Records from a data collection:
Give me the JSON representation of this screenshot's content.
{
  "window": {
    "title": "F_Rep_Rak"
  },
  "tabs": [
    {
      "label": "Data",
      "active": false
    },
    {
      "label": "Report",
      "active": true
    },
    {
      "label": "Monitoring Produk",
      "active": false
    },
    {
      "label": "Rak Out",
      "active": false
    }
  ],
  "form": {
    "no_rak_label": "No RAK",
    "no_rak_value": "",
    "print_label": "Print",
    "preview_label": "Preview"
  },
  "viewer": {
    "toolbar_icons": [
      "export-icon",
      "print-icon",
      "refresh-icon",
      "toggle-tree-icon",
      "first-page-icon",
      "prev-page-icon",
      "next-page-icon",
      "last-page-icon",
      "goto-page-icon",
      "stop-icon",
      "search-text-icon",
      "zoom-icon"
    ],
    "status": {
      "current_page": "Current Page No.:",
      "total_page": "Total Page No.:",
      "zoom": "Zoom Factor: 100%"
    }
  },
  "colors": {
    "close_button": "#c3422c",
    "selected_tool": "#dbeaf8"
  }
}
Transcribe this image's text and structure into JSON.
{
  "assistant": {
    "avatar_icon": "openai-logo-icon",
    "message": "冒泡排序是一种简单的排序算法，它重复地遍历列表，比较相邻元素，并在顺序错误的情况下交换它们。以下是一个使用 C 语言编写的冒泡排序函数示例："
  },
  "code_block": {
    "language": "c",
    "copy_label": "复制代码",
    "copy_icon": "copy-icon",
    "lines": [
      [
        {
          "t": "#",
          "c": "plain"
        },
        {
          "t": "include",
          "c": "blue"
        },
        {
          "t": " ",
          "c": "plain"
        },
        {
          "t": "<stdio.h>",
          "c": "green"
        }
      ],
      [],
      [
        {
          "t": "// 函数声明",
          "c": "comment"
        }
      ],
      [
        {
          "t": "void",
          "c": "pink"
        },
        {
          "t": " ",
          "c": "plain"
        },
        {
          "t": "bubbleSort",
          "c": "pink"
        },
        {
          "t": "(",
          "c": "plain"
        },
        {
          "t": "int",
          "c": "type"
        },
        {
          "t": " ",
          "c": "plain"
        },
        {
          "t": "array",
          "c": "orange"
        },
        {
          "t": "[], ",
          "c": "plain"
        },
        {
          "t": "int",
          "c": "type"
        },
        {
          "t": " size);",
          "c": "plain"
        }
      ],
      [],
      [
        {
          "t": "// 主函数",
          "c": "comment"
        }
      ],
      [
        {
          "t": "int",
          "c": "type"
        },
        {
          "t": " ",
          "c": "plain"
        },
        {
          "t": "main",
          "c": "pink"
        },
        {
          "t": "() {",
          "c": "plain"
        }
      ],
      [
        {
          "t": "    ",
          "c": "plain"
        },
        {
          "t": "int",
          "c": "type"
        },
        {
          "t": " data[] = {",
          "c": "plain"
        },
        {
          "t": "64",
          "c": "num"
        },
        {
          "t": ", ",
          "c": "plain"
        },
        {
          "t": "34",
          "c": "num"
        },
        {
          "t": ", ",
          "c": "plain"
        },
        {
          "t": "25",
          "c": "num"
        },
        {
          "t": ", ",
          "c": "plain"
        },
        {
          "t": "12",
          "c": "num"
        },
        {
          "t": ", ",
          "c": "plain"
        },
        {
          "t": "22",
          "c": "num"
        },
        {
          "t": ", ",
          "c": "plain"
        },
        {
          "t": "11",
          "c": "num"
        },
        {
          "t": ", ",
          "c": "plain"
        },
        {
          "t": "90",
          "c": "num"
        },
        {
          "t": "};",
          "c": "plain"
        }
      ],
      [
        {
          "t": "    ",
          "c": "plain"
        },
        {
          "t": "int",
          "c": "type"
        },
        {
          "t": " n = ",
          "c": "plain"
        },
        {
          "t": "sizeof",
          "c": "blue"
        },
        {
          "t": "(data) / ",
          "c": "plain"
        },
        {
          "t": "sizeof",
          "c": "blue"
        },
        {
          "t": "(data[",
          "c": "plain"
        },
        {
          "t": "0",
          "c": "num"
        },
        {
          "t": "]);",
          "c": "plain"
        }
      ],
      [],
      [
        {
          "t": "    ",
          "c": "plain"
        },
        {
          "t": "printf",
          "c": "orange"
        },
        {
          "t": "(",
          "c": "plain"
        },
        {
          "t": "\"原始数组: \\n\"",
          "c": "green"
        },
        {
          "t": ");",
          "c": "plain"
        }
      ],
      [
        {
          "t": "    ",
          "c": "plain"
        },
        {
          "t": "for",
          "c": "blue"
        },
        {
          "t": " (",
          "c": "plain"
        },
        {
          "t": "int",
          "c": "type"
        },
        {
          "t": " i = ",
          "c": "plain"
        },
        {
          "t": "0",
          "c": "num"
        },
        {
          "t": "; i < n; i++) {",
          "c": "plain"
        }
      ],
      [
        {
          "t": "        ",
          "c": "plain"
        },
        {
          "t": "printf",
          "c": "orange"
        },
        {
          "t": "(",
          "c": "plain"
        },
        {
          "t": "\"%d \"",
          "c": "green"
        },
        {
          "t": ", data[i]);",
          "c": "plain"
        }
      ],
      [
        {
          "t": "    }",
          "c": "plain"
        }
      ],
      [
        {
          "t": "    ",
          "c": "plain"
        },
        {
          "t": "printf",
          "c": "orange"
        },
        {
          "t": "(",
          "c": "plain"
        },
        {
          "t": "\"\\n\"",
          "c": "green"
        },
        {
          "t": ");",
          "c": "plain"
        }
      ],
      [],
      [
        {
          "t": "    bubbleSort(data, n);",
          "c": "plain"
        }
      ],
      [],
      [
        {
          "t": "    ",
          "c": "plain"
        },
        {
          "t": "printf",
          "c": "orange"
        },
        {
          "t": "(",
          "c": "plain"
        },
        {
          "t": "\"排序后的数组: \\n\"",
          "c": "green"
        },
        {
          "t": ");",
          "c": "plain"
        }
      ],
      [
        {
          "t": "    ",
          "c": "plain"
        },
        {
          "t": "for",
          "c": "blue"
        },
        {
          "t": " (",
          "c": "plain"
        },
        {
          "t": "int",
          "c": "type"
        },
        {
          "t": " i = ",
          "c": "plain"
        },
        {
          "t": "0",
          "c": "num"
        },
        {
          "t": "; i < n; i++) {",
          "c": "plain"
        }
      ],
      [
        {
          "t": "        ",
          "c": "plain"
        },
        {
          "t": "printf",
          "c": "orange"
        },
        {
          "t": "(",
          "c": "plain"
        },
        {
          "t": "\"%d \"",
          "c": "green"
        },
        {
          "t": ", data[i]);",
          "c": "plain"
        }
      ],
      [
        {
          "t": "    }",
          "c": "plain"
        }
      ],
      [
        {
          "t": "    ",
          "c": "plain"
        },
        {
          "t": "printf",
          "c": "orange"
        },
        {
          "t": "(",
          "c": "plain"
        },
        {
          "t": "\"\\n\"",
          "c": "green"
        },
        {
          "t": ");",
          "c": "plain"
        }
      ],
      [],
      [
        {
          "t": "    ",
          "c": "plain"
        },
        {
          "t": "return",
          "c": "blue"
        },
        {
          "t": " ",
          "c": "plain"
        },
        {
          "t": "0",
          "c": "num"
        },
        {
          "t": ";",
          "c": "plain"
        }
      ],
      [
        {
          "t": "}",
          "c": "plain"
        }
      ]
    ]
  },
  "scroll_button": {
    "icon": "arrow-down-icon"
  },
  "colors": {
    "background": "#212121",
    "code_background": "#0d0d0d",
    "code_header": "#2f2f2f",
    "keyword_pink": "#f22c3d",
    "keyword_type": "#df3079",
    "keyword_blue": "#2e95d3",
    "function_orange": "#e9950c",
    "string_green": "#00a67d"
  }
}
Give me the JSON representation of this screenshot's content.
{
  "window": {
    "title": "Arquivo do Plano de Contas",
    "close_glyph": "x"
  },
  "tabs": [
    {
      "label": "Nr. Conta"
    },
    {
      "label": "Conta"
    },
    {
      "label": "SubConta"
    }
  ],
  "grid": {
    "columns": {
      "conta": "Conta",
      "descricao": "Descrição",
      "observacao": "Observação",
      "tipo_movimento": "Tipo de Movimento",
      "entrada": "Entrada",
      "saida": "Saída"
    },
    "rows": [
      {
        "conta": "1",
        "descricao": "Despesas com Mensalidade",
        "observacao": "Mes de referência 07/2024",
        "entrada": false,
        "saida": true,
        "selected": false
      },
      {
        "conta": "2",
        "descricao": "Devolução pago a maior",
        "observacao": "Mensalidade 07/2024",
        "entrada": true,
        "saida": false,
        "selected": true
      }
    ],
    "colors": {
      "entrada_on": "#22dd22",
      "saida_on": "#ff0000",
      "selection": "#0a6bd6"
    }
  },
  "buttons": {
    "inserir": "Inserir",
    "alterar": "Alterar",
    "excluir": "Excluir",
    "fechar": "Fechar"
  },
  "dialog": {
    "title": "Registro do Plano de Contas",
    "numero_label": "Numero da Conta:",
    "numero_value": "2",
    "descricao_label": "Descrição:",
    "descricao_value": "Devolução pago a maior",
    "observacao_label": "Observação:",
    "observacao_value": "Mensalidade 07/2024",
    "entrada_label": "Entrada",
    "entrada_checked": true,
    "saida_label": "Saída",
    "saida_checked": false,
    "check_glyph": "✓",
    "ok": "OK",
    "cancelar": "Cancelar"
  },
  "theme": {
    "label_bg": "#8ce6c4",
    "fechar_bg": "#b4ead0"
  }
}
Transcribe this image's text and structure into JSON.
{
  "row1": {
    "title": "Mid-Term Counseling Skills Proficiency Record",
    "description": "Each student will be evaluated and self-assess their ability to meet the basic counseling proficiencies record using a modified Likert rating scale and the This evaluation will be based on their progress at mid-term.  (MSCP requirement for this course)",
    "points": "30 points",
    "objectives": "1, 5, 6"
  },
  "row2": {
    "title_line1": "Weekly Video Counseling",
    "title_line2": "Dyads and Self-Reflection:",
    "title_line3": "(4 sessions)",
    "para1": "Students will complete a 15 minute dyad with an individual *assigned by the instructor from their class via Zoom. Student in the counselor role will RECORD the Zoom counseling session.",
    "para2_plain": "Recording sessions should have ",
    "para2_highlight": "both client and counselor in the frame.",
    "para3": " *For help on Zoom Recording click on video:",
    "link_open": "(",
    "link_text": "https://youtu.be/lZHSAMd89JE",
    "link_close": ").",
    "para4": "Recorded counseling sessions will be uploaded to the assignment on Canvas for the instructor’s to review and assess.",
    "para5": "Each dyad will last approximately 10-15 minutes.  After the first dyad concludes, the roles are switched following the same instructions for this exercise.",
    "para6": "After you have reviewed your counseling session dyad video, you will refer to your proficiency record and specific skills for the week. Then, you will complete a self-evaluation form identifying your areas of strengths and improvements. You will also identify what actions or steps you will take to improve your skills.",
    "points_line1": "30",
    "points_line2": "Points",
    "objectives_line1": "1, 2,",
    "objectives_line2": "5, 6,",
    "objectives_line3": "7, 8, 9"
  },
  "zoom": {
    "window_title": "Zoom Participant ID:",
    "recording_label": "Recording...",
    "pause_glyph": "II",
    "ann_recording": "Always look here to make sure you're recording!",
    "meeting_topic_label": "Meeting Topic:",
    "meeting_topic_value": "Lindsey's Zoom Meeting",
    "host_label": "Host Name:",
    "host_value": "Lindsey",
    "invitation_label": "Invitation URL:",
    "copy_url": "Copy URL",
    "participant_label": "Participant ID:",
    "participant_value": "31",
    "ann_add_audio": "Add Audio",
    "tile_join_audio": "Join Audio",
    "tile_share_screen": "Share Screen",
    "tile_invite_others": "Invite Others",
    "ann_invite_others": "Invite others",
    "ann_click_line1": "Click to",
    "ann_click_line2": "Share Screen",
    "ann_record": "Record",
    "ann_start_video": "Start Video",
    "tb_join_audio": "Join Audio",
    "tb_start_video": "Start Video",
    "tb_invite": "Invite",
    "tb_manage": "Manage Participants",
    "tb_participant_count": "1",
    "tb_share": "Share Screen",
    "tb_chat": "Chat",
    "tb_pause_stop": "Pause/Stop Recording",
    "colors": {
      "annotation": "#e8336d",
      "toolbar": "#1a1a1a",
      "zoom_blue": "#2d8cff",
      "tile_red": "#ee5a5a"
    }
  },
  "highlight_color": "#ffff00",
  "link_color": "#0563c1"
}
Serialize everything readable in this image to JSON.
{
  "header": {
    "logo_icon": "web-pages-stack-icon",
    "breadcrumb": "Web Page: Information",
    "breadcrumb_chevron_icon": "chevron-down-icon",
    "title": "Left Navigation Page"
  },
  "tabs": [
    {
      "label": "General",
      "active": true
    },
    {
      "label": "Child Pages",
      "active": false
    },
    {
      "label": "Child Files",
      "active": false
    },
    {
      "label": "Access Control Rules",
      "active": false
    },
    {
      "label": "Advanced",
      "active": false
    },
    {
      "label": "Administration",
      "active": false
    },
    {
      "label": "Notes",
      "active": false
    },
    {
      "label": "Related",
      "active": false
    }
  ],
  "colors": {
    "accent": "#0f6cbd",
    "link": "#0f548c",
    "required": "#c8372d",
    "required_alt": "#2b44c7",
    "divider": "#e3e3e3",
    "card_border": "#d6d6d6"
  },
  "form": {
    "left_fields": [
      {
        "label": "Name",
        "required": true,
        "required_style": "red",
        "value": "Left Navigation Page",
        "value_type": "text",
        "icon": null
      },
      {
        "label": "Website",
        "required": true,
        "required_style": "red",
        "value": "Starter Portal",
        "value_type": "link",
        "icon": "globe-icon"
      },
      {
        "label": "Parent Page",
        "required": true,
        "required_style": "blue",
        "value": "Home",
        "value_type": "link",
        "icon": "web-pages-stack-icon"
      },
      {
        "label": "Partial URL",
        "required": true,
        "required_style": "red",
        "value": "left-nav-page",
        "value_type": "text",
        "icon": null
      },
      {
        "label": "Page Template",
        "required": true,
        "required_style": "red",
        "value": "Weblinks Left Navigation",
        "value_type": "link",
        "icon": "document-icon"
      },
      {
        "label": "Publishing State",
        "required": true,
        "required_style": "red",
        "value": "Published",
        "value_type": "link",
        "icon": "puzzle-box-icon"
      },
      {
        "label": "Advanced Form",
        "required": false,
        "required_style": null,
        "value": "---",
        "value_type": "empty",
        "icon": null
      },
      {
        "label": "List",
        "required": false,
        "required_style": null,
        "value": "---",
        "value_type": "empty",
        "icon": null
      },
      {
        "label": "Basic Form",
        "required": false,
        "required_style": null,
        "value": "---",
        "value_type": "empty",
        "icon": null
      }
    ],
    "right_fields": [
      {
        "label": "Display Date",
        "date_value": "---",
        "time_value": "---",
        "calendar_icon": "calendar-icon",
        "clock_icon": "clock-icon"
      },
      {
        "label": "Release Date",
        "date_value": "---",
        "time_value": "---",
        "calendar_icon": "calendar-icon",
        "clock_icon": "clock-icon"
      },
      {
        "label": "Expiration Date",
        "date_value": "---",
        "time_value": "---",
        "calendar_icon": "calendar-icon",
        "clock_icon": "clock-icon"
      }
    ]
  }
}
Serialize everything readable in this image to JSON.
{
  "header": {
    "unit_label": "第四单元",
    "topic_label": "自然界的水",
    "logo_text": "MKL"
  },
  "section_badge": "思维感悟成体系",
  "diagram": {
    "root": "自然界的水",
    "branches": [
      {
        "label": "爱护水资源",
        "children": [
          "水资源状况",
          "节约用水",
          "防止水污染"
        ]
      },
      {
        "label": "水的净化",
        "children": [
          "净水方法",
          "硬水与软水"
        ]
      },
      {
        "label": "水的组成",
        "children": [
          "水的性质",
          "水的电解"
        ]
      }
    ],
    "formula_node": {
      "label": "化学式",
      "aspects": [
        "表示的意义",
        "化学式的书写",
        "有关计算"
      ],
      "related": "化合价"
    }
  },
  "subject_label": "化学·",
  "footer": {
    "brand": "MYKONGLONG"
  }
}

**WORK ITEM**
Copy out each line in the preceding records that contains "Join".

**SOLUTION TO THIS PROBLEM**
    "tile_join_audio": "Join Audio",
    "tb_join_audio": "Join Audio",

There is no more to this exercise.